__REQUIRED WORK__: Using the records below, locate all lines containing "icon" and return them.

[[ SUPPLIED RECORDS open ]]

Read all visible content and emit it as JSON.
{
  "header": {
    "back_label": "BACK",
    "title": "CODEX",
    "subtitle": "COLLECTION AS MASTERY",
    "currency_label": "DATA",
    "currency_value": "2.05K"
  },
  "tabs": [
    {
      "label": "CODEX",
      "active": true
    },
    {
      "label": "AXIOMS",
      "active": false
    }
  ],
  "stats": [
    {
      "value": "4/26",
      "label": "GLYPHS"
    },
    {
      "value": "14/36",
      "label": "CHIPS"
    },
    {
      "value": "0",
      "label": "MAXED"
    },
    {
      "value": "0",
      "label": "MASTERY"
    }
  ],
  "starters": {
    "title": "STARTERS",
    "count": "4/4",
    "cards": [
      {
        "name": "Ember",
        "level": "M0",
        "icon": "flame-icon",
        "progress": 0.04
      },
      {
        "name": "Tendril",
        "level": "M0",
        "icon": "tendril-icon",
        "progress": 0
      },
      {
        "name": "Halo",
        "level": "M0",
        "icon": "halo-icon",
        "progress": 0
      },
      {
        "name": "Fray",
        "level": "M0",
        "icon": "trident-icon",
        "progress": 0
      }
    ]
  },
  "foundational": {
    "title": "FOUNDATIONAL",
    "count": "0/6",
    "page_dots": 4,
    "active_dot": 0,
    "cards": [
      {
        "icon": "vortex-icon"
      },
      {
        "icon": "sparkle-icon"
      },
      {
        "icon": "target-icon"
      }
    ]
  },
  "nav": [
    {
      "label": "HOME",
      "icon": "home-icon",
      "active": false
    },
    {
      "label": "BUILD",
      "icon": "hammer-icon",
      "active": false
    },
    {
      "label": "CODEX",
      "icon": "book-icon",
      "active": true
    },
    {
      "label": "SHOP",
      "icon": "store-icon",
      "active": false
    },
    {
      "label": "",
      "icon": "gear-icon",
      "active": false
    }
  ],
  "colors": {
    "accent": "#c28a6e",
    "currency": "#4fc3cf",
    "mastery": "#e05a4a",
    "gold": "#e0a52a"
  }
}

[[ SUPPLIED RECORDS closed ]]

__TASK RESULT__:
        "icon": "flame-icon",
        "icon": "tendril-icon",
        "icon": "halo-icon",
        "icon": "trident-icon",
        "icon": "vortex-icon"
        "icon": "sparkle-icon"
        "icon": "target-icon"
      "icon": "home-icon",
      "icon": "hammer-icon",
      "icon": "book-icon",
      "icon": "store-icon",
      "icon": "gear-icon",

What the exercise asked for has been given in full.